• Description of the task:
The required output is the line containing "Give me the JSON representation of this screenshot's content." followed by every later line through the end of the data, all reproduced exactly.

Interface dataset entries

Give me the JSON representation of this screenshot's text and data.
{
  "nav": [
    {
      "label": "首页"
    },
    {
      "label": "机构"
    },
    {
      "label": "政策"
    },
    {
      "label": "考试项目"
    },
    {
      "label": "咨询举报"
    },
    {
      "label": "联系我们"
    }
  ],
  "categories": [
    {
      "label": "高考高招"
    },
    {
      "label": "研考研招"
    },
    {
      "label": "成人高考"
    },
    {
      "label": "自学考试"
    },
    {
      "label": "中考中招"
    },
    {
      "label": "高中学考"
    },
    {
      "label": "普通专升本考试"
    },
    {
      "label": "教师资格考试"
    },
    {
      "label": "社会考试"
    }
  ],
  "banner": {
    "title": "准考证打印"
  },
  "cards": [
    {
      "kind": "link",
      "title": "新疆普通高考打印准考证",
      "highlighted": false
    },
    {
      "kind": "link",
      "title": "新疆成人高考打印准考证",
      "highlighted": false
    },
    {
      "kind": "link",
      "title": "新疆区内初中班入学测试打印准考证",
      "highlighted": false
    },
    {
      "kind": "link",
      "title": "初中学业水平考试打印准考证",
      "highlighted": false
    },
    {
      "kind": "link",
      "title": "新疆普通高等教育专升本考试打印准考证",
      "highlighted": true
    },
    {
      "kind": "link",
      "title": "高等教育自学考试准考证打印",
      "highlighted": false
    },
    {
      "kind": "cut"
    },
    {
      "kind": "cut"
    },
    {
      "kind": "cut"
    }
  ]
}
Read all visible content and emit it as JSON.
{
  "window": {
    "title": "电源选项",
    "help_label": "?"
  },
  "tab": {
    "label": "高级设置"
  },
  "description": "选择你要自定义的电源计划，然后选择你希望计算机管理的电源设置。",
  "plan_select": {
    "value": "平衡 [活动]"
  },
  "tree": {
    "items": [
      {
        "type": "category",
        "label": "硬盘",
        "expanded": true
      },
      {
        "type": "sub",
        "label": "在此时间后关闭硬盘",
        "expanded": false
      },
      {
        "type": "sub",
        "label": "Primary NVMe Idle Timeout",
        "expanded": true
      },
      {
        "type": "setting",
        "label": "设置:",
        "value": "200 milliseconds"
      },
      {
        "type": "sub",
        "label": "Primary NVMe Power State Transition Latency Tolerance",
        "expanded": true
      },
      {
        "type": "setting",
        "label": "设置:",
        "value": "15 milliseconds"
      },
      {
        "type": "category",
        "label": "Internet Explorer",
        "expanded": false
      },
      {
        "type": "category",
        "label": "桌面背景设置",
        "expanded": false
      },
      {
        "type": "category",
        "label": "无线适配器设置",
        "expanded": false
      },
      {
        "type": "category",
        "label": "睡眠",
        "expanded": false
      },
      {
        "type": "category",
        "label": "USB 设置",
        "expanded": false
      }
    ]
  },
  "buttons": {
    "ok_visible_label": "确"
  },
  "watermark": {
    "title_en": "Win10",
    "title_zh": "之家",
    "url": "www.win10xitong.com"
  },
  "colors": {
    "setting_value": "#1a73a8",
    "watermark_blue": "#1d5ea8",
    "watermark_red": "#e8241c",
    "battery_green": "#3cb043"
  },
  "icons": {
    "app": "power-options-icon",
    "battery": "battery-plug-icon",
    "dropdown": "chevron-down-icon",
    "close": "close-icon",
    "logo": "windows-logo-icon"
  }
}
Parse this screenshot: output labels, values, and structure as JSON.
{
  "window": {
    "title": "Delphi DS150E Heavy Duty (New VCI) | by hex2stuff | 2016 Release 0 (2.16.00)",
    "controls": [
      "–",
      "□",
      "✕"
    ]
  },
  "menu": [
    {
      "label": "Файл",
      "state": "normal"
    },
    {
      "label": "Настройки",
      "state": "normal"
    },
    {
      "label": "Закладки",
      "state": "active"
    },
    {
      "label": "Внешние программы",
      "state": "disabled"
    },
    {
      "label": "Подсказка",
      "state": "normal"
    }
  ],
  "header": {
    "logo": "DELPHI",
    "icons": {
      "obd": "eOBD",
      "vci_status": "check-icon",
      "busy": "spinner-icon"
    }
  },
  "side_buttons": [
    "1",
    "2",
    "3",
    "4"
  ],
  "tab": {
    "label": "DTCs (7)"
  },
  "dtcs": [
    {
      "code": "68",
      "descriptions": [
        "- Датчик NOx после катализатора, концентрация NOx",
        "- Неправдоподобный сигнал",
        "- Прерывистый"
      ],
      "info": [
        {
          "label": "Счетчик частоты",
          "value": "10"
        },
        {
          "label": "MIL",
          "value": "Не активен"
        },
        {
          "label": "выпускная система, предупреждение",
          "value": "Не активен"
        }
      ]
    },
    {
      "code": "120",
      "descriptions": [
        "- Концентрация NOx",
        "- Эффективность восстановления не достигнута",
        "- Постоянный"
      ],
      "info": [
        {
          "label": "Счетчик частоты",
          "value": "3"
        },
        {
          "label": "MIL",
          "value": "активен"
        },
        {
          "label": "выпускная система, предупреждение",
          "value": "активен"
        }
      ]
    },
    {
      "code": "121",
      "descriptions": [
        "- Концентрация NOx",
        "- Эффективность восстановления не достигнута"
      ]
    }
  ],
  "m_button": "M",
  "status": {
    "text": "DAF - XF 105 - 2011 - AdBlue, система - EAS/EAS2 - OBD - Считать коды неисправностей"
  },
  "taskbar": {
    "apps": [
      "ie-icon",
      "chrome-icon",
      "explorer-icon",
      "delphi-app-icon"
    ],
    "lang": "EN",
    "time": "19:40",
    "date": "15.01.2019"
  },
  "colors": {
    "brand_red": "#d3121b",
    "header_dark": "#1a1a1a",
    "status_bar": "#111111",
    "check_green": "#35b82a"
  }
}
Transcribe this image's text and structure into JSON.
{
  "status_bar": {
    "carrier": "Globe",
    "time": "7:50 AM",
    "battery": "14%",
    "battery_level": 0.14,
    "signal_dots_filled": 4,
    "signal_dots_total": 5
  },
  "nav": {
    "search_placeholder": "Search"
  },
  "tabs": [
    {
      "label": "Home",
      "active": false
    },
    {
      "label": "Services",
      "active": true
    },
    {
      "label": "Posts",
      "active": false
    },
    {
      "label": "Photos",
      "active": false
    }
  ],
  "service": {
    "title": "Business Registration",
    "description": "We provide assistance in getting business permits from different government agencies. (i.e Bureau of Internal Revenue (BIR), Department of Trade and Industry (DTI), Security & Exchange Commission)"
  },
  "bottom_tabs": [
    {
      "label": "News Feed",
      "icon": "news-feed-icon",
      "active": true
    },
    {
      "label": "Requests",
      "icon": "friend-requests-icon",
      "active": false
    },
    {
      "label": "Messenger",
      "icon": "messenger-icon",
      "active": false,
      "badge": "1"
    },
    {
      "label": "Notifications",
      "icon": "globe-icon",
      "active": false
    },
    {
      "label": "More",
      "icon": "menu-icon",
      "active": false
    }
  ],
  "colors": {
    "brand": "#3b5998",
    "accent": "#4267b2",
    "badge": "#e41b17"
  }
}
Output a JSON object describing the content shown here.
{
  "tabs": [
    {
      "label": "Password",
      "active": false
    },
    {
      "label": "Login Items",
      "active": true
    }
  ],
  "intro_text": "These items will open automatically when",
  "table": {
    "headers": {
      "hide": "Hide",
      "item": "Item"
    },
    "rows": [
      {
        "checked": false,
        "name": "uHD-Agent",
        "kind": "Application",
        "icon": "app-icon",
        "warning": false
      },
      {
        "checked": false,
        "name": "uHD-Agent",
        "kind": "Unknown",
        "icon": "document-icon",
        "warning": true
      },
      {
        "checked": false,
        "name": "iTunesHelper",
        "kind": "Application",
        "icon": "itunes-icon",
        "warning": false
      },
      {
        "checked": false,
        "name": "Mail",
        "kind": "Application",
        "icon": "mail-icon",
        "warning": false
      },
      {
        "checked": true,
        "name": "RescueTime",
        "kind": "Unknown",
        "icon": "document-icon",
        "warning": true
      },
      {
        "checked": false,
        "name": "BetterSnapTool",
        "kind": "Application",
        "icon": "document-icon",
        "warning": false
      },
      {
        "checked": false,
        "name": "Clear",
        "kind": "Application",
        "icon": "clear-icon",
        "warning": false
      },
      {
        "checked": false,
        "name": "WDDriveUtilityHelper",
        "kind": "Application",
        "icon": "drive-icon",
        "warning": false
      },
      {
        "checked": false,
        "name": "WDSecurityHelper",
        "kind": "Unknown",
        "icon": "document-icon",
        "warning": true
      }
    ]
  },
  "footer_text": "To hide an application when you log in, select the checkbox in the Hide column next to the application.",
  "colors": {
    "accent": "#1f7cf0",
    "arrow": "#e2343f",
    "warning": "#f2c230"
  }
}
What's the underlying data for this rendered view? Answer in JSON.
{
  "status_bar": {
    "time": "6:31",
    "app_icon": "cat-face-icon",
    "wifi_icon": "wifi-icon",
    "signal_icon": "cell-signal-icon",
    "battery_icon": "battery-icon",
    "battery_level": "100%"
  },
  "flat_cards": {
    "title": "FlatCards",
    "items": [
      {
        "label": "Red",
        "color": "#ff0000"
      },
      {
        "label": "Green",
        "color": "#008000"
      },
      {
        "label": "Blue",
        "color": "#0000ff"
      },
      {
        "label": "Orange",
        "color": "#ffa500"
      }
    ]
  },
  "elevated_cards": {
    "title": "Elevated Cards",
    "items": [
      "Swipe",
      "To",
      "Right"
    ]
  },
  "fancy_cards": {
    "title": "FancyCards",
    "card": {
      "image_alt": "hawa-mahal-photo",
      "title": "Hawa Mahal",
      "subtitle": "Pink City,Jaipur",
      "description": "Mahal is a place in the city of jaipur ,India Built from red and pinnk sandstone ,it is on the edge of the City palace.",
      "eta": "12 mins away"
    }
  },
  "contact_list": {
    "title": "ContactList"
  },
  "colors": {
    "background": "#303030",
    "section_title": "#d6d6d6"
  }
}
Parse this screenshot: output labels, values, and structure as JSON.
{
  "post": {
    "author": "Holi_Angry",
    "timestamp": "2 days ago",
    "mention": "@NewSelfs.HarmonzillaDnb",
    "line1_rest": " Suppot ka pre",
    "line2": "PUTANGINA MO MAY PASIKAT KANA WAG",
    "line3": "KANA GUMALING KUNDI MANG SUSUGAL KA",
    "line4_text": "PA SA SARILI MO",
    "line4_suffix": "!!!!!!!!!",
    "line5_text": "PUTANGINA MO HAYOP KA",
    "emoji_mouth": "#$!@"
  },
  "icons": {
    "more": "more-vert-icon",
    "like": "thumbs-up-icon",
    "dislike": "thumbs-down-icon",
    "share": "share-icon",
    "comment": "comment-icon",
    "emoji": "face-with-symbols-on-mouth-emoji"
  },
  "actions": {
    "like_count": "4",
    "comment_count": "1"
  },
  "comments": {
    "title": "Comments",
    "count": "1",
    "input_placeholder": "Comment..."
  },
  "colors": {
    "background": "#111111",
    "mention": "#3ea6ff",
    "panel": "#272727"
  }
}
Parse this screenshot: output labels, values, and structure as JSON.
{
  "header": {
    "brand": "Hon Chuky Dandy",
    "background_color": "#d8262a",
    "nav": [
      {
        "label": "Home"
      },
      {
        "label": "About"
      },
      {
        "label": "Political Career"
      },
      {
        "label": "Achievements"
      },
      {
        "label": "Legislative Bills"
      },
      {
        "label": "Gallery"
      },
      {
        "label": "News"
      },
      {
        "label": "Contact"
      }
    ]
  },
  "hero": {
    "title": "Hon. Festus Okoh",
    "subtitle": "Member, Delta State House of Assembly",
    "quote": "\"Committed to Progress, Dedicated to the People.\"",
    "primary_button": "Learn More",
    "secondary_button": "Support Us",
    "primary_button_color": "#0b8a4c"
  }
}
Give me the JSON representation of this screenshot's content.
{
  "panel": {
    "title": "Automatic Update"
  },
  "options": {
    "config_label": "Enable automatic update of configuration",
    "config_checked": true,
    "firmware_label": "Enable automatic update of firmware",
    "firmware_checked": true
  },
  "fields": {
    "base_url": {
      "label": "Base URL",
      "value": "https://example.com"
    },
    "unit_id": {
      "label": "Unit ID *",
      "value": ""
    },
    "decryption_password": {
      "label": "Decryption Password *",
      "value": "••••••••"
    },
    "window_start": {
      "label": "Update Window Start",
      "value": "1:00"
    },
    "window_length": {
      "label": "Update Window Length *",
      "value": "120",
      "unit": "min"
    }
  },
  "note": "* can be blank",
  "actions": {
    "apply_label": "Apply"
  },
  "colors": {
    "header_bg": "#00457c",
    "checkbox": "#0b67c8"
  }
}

• Solution for this exercise:
Give me the JSON representation of this screenshot's content.
{
  "panel": {
    "title": "Automatic Update"
  },
  "options": {
    "config_label": "Enable automatic update of configuration",
    "config_checked": true,
    "firmware_label": "Enable automatic update of firmware",
    "firmware_checked": true
  },
  "fields": {
    "base_url": {
      "label": "Base URL",
      "value": "https://example.com"
    },
    "unit_id": {
      "label": "Unit ID *",
      "value": ""
    },
    "decryption_password": {
      "label": "Decryption Password *",
      "value": "••••••••"
    },
    "window_start": {
      "label": "Update Window Start",
      "value": "1:00"
    },
    "window_length": {
      "label": "Update Window Length *",
      "value": "120",
      "unit": "min"
    }
  },
  "note": "* can be blank",
  "actions": {
    "apply_label": "Apply"
  },
  "colors": {
    "header_bg": "#00457c",
    "checkbox": "#0b67c8"
  }
}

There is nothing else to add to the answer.